State rep questions Florida property tax cap
Championing the cause of Massachusetts residents with second homes in Florida who pay higher property taxes than residents there, Rep. Eric Turkington (D-Cape and Islands) recently wrote state Attorney General Martha Coakley urging her to join other states' attorneys general in supporting a class action lawsuit protesting tax discrimination against out-of-state property owners in Florida.
The lawsuit, Lanning et al v. Pilcher et al., questions the constitutionality of a "Save Our Homes Amendment" (SOHA) to the Florida constitution passed by voters in 1992, according to a recent press release from Mr. Turkington's office. The SOHA caps the annual assessment on a property owned by a Florida resident at either 3 percent of the assessment for the prior year or the percent increase in the Consumer Price Index (CPI).
As the law stands, someone who buys a second home in Florida has to pay property taxes as much as three times higher than a Florida resident who qualifies for the tax cap, according to a Jan. 27 article in the Miami Herald.
In Mr. Turkington's press release, he said that although the class-action lawsuit was filed in Florida on behalf of Georgia residents, he petitioned Attorney General Coakley to file an amicus curia ("friend of the court") brief on behalf of all the residents in Massachusetts who own property in Florida.
"I sent a letter to the attorney general pointing out we have a lot of people in Massachusetts who are affected by this 'Save Our Homes' language in Florida, which makes our people pay a lot more taxes than their residents do on the same properties," Mr. Turkington said in a phone call last week.
"Obviously we don't do this in Massachusetts, and I don't think they should do it in Florida, either," he added. The tax situation also acts as an incentive for Massachusetts residents to make Florida their primary residence.
Mr. Turkington believes the class-action lawsuit is the only avenue to remedy the tax discrimination. It would take a 60-percent majority vote on the state ballot to repeal the SOHA, which is supported by the vast majority of Florida residents who benefit from it, he explained. The only recourse for non-Florida property owners seeking equal taxation is through the class-action lawsuit asking that the SOHA be declared unconstitutional.

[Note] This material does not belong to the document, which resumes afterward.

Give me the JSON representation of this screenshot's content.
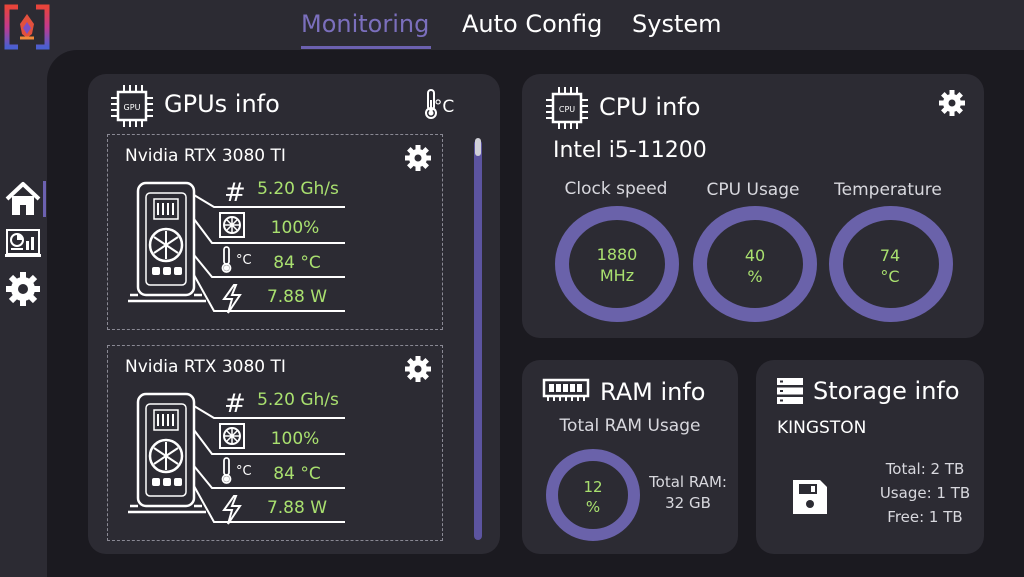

Mr. Turkington said that a complaint from a constituent prompted him to take up the Florida property tax discrimination matter with Attorney General Coakley, because many of his Barnstable County, Dukes County, and Nantucket District constituents are second homeowners in Florida. When asked if he owns a home in Florida, Mr. Turkington said yes, but reiterated that it was a constituent that brought the tax inequity to his attention. Mr. Turkington declined to say how long he has owned his Florida home. "That's neither here nor there," he said.
Mr. Turkington said he does not consider Florida's tax assessment cap for residents as similar to the residential exemption granted to taxpayers meeting specific residency requirements in 13 Massachusetts towns - including Barnstable, Tisbury, and Nantucket, which are in his district. "The SOHA has some similarities with the 20 percent piece, but not a great deal," he said.
The Massachusetts residential exemption reduces the taxable valuation of a taxpayer's primary residence by up to 20 percent of the average home value in the town. According to the Massachusetts Department of Revenue, granting the exemption raises the residential tax rate and shifts the residential tax burden from low and moderately valued homes to apartments and higher valued homes.
"I believe the Florida situation is if you live in the state, you get treated one way, and if you're from out of the state, another way. That's not the case with the Tisbury situation."
Tisbury voted to establish a residential exemption in 1988, which is given to town residents who qualify by filing an application and copies of documents showing proof of their residency. Last December the selectmen approved continuing the residential tax exemption at 20 percent.
In discussions about the exemption before their vote, the selectmen said they feel it helps year-round residents cope with the high cost of living on the Island.
When told that the Tisbury selectmen said they are in favor of a residential exemption as a way to help reduce the Island's high cost of living for year-round residents by shifting some of their tax burden to seasonal residents, Mr. Turkington said he agreed with them.
"It's a modest cost shift to people who by definition have the ability to pay it," he said. "So I wouldn't argue with them for a minute, although I'm sure second homeowners will."